Satisfied with the Trust Company’s controls, the Allies allowed goods imported via the NOT to pass through its North Sea blockade of Germany, mandating only that any ship carrying these goods make a short stop in a British port for inspections. The businessmen who founded and controlled the NOT did demand an Allied favour in return for their cooperation, though: the exemption of several luxury Indies goods from the British contraband lists, which were sold via Holland in Germany at great profit. These exemptions suited the majority of NOT’s founding companies, heavily engaged in the Indies trade, quite well. NOT chairman van Aalst, for example, retained his presidency of the Dutch Trading Company, which was heavily engaged in shipping both coffee and tobacco from the Dutch East Indies.

The NOT directors and the British government enjoyed excellent relations throughout 1915 and 1916, as both had a great interest in the NOT’s continued operation. Meanwhile, the NOT managed to successfully defend its interests against Dutch government interference, where it was felt that the Trust Company’s actions had begun to endanger neutrality. In 1917 and 1918, however, relations between the NOT and the Allies soured as well, when the German submarine campaign made the mandatory stop in a British port nearly impossible.

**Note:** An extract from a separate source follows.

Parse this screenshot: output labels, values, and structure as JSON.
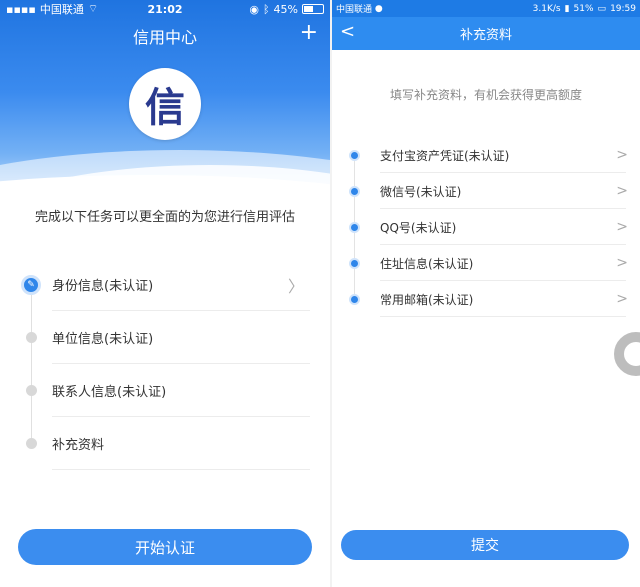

The Trust Company ceased operations after the signing of the Versailles Treaty.

Samuël Kruizinga, University of Amsterdam

Section Editor: Emmanuel Debruyne